▸ **PROBLEM DESCRIPTION**
All records that follow are to be output exactly.

☆ ☆ ☆ ☆ ☆ ☆ ☆

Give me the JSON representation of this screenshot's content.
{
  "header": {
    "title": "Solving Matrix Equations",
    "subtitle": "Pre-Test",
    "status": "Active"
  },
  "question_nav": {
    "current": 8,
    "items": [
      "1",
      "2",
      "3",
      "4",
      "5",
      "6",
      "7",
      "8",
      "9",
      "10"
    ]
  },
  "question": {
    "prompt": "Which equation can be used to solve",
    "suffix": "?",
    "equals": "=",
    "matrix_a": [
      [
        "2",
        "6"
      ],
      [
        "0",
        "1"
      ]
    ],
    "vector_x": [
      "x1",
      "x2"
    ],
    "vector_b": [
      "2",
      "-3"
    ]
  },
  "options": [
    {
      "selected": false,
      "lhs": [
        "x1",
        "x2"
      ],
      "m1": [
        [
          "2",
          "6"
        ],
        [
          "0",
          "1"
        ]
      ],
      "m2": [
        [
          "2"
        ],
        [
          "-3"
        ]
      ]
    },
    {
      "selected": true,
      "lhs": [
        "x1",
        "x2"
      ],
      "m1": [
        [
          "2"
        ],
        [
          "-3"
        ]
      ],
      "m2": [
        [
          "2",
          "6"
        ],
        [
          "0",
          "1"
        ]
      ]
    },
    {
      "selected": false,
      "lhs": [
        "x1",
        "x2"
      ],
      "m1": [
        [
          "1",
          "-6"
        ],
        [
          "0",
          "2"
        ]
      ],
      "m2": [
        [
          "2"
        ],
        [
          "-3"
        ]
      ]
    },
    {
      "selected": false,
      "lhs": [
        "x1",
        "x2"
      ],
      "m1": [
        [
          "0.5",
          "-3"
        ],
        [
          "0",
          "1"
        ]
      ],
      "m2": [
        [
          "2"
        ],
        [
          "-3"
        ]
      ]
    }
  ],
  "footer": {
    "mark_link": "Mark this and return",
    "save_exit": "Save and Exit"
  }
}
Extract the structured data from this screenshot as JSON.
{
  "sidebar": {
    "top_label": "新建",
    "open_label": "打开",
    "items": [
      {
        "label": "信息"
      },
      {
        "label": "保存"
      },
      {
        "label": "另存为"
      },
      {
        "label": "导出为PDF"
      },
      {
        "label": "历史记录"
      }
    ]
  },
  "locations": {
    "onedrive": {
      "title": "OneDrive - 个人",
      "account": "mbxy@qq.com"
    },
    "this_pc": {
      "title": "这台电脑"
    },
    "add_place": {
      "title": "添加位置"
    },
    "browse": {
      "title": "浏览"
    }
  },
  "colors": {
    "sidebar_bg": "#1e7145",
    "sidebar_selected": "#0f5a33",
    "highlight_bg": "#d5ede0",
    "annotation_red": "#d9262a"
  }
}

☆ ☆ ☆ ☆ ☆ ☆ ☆

▸ **ANSWER SECTION**
Give me the JSON representation of this screenshot's content.
{
  "header": {
    "title": "Solving Matrix Equations",
    "subtitle": "Pre-Test",
    "status": "Active"
  },
  "question_nav": {
    "current": 8,
    "items": [
      "1",
      "2",
      "3",
      "4",
      "5",
      "6",
      "7",
      "8",
      "9",
      "10"
    ]
  },
  "question": {
    "prompt": "Which equation can be used to solve",
    "suffix": "?",
    "equals": "=",
    "matrix_a": [
      [
        "2",
        "6"
      ],
      [
        "0",
        "1"
      ]
    ],
    "vector_x": [
      "x1",
      "x2"
    ],
    "vector_b": [
      "2",
      "-3"
    ]
  },
  "options": [
    {
      "selected": false,
      "lhs": [
        "x1",
        "x2"
      ],
      "m1": [
        [
          "2",
          "6"
        ],
        [
          "0",
          "1"
        ]
      ],
      "m2": [
        [
          "2"
        ],
        [
          "-3"
        ]
      ]
    },
    {
      "selected": true,
      "lhs": [
        "x1",
        "x2"
      ],
      "m1": [
        [
          "2"
        ],
        [
          "-3"
        ]
      ],
      "m2": [
        [
          "2",
          "6"
        ],
        [
          "0",
          "1"
        ]
      ]
    },
    {
      "selected": false,
      "lhs": [
        "x1",
        "x2"
      ],
      "m1": [
        [
          "1",
          "-6"
        ],
        [
          "0",
          "2"
        ]
      ],
      "m2": [
        [
          "2"
        ],
        [
          "-3"
        ]
      ]
    },
    {
      "selected": false,
      "lhs": [
        "x1",
        "x2"
      ],
      "m1": [
        [
          "0.5",
          "-3"
        ],
        [
          "0",
          "1"
        ]
      ],
      "m2": [
        [
          "2"
        ],
        [
          "-3"
        ]
      ]
    }
  ],
  "footer": {
    "mark_link": "Mark this and return",
    "save_exit": "Save and Exit"
  }
}
Extract the structured data from this screenshot as JSON.
{
  "sidebar": {
    "top_label": "新建",
    "open_label": "打开",
    "items": [
      {
        "label": "信息"
      },
      {
        "label": "保存"
      },
      {
        "label": "另存为"
      },
      {
        "label": "导出为PDF"
      },
      {
        "label": "历史记录"
      }
    ]
  },
  "locations": {
    "onedrive": {
      "title": "OneDrive - 个人",
      "account": "mbxy@qq.com"
    },
    "this_pc": {
      "title": "这台电脑"
    },
    "add_place": {
      "title": "添加位置"
    },
    "browse": {
      "title": "浏览"
    }
  },
  "colors": {
    "sidebar_bg": "#1e7145",
    "sidebar_selected": "#0f5a33",
    "highlight_bg": "#d5ede0",
    "annotation_red": "#d9262a"
  }
}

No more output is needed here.